Saturday afternoon, 2nd March. I was delighted to see as I got up from lunch to return to my room for a siesta, that there were several Sable antelopes on the opposite bank.
I took a few photos of and in my room.
This is the lodge’s bar area.
And here is a Go-away-bird in the tree beside me as I waited there for us all to assemble for another drive in the Mahango National Park. Many had really been hoping to see a cheetah these last two days. For myself, I had seen – just – one before, but I had never seen a leopard. We had been told that still might see one of these later in the trip, but this was the last time we might see a cheetah.

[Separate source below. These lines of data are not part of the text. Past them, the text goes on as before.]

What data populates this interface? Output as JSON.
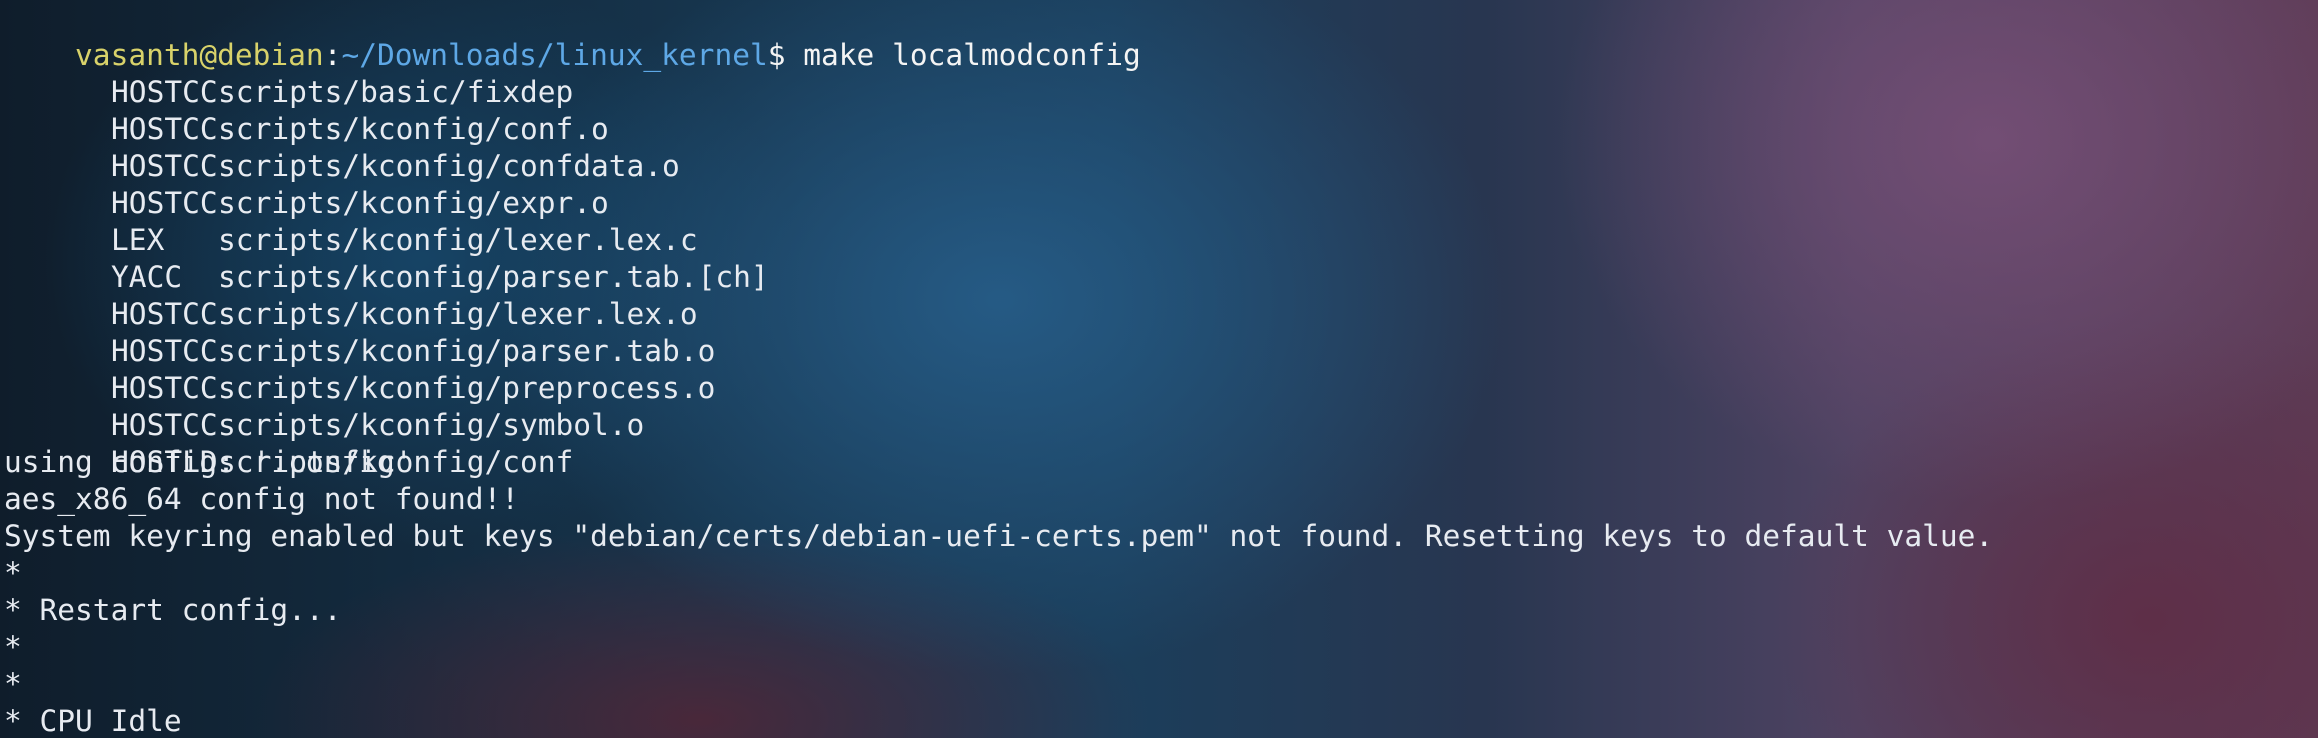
{
  "terminal": {
    "prompt": {
      "user_host": "vasanth@debian",
      "separator": ":",
      "path": "~/Downloads/linux_kernel",
      "symbol": "$",
      "command": " make localmodconfig"
    },
    "build_lines": [
      {
        "tag": "HOSTCC",
        "path": "scripts/basic/fixdep"
      },
      {
        "tag": "HOSTCC",
        "path": "scripts/kconfig/conf.o"
      },
      {
        "tag": "HOSTCC",
        "path": "scripts/kconfig/confdata.o"
      },
      {
        "tag": "HOSTCC",
        "path": "scripts/kconfig/expr.o"
      },
      {
        "tag": "LEX",
        "path": "scripts/kconfig/lexer.lex.c"
      },
      {
        "tag": "YACC",
        "path": "scripts/kconfig/parser.tab.[ch]"
      },
      {
        "tag": "HOSTCC",
        "path": "scripts/kconfig/lexer.lex.o"
      },
      {
        "tag": "HOSTCC",
        "path": "scripts/kconfig/parser.tab.o"
      },
      {
        "tag": "HOSTCC",
        "path": "scripts/kconfig/preprocess.o"
      },
      {
        "tag": "HOSTCC",
        "path": "scripts/kconfig/symbol.o"
      },
      {
        "tag": "HOSTLD",
        "path": "scripts/kconfig/conf"
      }
    ],
    "messages": [
      "using config: '.config'",
      "aes_x86_64 config not found!!",
      "System keyring enabled but keys \"debian/certs/debian-uefi-certs.pem\" not found. Resetting keys to default value.",
      "*",
      "* Restart config...",
      "*",
      "*",
      "* CPU Idle"
    ]
  }
}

We covered the same ground as we had in the morning but in very different light.
Sunday 24th February, afternoon. This trip was timed to be the end of the ‘green season’, i.e. after the rains. Everything should have been lush, in fact making ground-living creatures more difficult to see, thus the particular interest of birders in this trip. But as were told right at the outset, the region had now suffered from seven years of drought, and areas that should have been marshy, and even flooded, were not. This was not only having an adverse effect on wildlife, but farmers were losing cattle, and entering into penury. For us however, shrinking waterholes were ideal for observing wildlife, not just birds. So after leaving our lunch spot…
… we visited a couple of waterholes, though many of the following pictures were taken from the roadside on the way to our first lodge within Etosha National Park.
After a long and tiring couple of days, we were very pleased to reached the Halali Restcamp, dine, and go to bed. Except that a few of them didn’t immediately, but walked to the nearby waterhole and saw lots of elephants. And apparently missed a leopard drinking there an hour later.